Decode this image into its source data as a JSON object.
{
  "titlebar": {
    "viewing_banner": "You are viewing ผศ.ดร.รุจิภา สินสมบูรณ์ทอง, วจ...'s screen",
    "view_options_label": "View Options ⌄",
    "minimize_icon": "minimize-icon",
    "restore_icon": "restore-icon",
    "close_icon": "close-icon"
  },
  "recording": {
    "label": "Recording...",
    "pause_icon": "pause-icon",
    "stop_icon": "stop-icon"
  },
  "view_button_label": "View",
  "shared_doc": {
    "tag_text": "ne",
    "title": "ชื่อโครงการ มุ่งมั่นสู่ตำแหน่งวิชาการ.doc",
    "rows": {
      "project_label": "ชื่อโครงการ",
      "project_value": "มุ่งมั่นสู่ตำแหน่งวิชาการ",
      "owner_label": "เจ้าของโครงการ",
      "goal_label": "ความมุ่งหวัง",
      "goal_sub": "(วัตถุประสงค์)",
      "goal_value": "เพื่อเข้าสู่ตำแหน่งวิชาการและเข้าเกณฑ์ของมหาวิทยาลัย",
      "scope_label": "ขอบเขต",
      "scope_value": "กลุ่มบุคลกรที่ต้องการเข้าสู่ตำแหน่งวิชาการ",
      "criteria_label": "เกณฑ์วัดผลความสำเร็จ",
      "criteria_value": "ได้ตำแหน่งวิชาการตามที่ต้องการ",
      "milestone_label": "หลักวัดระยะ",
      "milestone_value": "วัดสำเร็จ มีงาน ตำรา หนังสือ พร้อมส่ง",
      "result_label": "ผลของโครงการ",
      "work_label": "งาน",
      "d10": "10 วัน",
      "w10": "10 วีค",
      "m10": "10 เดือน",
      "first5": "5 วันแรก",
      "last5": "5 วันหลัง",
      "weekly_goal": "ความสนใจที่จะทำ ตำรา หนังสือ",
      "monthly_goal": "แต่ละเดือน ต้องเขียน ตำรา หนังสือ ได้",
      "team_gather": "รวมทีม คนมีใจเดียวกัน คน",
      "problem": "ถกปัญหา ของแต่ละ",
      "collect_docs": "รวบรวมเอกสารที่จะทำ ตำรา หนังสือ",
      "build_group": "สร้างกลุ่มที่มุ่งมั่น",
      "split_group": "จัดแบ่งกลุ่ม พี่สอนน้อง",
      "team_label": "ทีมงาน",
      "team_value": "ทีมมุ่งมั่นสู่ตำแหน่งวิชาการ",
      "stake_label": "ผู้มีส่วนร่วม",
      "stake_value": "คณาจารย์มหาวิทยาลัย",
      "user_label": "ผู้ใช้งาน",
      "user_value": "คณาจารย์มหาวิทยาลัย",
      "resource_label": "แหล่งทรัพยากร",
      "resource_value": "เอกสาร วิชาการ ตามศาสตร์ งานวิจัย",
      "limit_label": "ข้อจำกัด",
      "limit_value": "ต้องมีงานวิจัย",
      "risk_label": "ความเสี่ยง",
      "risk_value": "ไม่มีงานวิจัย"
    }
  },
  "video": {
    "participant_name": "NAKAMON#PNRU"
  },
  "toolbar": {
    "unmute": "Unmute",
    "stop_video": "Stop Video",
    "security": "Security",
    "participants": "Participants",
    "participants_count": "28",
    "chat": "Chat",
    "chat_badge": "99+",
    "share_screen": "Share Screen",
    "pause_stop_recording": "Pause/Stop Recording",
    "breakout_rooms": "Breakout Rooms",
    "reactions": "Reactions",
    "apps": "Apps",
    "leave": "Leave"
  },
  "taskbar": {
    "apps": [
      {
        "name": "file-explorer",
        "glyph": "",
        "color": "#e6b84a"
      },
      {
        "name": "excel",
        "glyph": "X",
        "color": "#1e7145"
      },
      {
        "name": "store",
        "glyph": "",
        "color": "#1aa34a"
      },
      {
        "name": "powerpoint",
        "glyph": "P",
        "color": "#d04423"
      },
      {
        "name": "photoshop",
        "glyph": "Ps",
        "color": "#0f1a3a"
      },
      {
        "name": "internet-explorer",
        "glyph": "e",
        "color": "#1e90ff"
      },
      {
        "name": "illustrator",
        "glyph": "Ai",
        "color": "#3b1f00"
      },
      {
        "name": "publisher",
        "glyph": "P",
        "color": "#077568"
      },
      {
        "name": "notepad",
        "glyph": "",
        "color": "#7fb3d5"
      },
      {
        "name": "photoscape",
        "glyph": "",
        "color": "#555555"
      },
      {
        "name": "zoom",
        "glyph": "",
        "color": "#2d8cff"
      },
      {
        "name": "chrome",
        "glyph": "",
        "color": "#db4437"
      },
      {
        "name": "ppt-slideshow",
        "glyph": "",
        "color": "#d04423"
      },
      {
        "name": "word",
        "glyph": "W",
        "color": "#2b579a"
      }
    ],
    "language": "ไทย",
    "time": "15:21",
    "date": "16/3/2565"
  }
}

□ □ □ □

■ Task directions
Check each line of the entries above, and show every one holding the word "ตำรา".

■ Result
      "milestone_value": "วัดสำเร็จ มีงาน ตำรา หนังสือ พร้อมส่ง",
      "weekly_goal": "ความสนใจที่จะทำ ตำรา หนังสือ",
      "monthly_goal": "แต่ละเดือน ต้องเขียน ตำรา หนังสือ ได้",
      "collect_docs": "รวบรวมเอกสารที่จะทำ ตำรา หนังสือ",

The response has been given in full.